Tuesday, November 20, 2007

My dreams for the DVD and Website

We're working on the DVD - and it's exciting. My greatest wish from the beginning has been that Burning The Future would be a tool for debate. Certainly, we need the energy we use and we are likely going to need more as technology grows. But we are at a critical turning point for the planet, and for the coal mining regions of Appalachia.

The DVD will expand upon the themes of the film - Digging Deeper to learn more about coal, about grassroots activism, about the collateral affects of coal-fired power, about its contribution to climate change, and about what we all can do. And that's the most exciting part...what we all can do. Plus, it will pop into your computer and link directly to a growing website that will allow provide much more information and allow for interactive debate. I will welcome ALL VOICE in this debate, because no single position is without some merit, some need, some POV that is based in the realities of many people.

Much, much more to come. I'll be sharing these developments as they emerge.

Website Goes Live

Today, the Burning The Future website goes live! www.BurningTheFuture.com will be an ever-expanding resource for those interested in learning more about coal, our energy policy, and how we all can help. Please check it and an register for frequent updates about the film, the site and more.

Monday, November 19, 2007
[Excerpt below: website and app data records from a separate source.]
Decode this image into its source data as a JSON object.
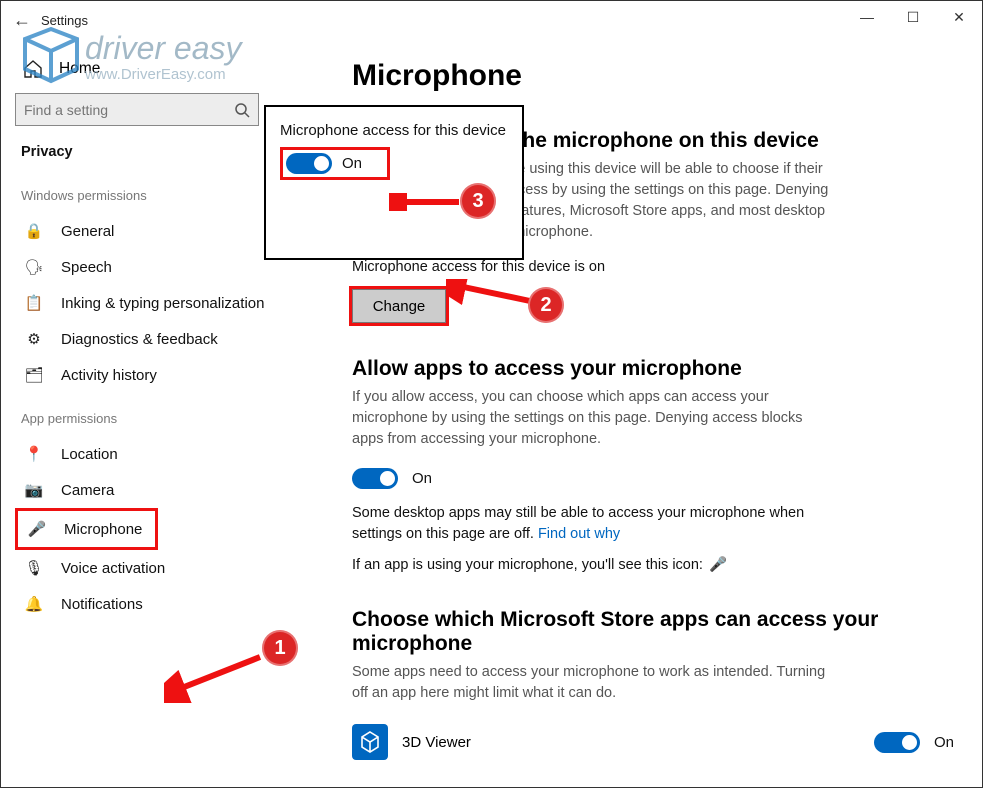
{
  "titlebar": {
    "back": "←",
    "title": "Settings",
    "min": "—",
    "max": "☐",
    "close": "✕"
  },
  "sidebar": {
    "home": "Home",
    "search_placeholder": "Find a setting",
    "privacy_head": "Privacy",
    "windows_header": "Windows permissions",
    "windows_items": [
      {
        "icon": "lock-icon",
        "glyph": "🔒",
        "label": "General"
      },
      {
        "icon": "speech-icon",
        "glyph": "🗣",
        "label": "Speech"
      },
      {
        "icon": "inking-icon",
        "glyph": "📋",
        "label": "Inking & typing personalization"
      },
      {
        "icon": "diagnostics-icon",
        "glyph": "⚙",
        "label": "Diagnostics & feedback"
      },
      {
        "icon": "history-icon",
        "glyph": "🗂",
        "label": "Activity history"
      }
    ],
    "apps_header": "App permissions",
    "apps_items": [
      {
        "icon": "location-icon",
        "glyph": "📍",
        "label": "Location"
      },
      {
        "icon": "camera-icon",
        "glyph": "📷",
        "label": "Camera"
      },
      {
        "icon": "microphone-icon",
        "glyph": "🎤",
        "label": "Microphone"
      },
      {
        "icon": "voice-icon",
        "glyph": "🎙",
        "label": "Voice activation"
      },
      {
        "icon": "notifications-icon",
        "glyph": "🔔",
        "label": "Notifications"
      }
    ]
  },
  "main": {
    "h1": "Microphone",
    "h2a": "Allow access to the microphone on this device",
    "p1": "If you allow access, people using this device will be able to choose if their apps have microphone access by using the settings on this page. Denying access blocks Windows features, Microsoft Store apps, and most desktop apps from accessing the microphone.",
    "status": "Microphone access for this device is on",
    "change": "Change",
    "h2b": "Allow apps to access your microphone",
    "p2": "If you allow access, you can choose which apps can access your microphone by using the settings on this page. Denying access blocks apps from accessing your microphone.",
    "toggle_label": "On",
    "p3a": "Some desktop apps may still be able to access your microphone when settings on this page are off. ",
    "p3b": "Find out why",
    "p4": "If an app is using your microphone, you'll see this icon:",
    "h2c": "Choose which Microsoft Store apps can access your microphone",
    "p5": "Some apps need to access your microphone to work as intended. Turning off an app here might limit what it can do.",
    "app1": "3D Viewer",
    "app1_toggle": "On"
  },
  "popup": {
    "title": "Microphone access for this device",
    "toggle_label": "On"
  },
  "callouts": {
    "c1": "1",
    "c2": "2",
    "c3": "3"
  },
  "watermark": {
    "line1": "driver easy",
    "line2": "www.DriverEasy.com"
  }
}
Sundance - does it matter?

We're waiting to hear about Sundance, the world's premiere film festival. One day, I'm sleepless wondering if Burning The Future will be admitted to the festival. The next, I wonder if it really matters.

But the more I ponder the question, the more I come to realize that it's not about me, or my "film" - it's not approval from some distant board of directors that I seek. It's about the issues.

This business of coal in the US, as the answer to our energy security, is so paramount at this critical moment of climate change, that I must value highly any mechanism for catapulting the dialogue to the national level. I think of all the hipsters and college students who follow Sundance and watch documentary film, plus the fans of non-fiction film of all ages...these are the folks who get motivated at the grassroots level to move this country, and I must recognize the important place that the Sundance Festival holds for this crowd.

So we hold our breath, hoping that the distant board sees the value of the debate and chooses to play a vital role.

This blog will be the first public announcement I make about yeah or nay with regard to Sundance. Check back in early December.

Sunday, November 18, 2007

What of the Miners - Unsung Heroes

I've blogged about the miners before, and I will again. They are the unsung heroes of the energy behind America. How do we move forward, how do we progress towards a clean energy policy, without leaving them and their families behind?

And it's not only miners, it's all the support companies whose work in the coalfields is directly generated by the coal industry...shop keeper, lawyers, accountants, mechanics, electricians...an endlist list.

I have some thoughts about this..... but I want to hear yours. Please, let us solve this together. Let's make sure the solution respects those who have sacrificed the most.

Saturday, November 10, 2007

Private Screening in WV, celebrating clean water

October 2007 - The folks in Williamson HAVE CLEAN WATER! This has been a major triumph for them. Tap water has been brought to the communities of Sprigg, Lick Creek, and Rawl. It is a major testament to the endurance and determination of the folks living in those parts, and to the state for finally stepping up, admitting that their wells are toxic, and bringing them city water.

I travelled to Williamson to show the film to a group of folks who are in it. Billy, Carmelita, Ernie and others. To be honest, I was nervous about their response. It's hard to predict what the subjects of a film are going to say, as they see the broader connections that the filmmaker has brought to the narrative. Their response took me by surprise...

From start to end, there were tears. Not because the film is sad, but because the story is so raw, and as Billy said, they saw so much hope in both the success of their community activism, and in the existing of the film itself - drawing national attention to their little corner of Appalachia. It was a humbling honor for me to share that with them, as well as the awesome spaghetti and meatballs!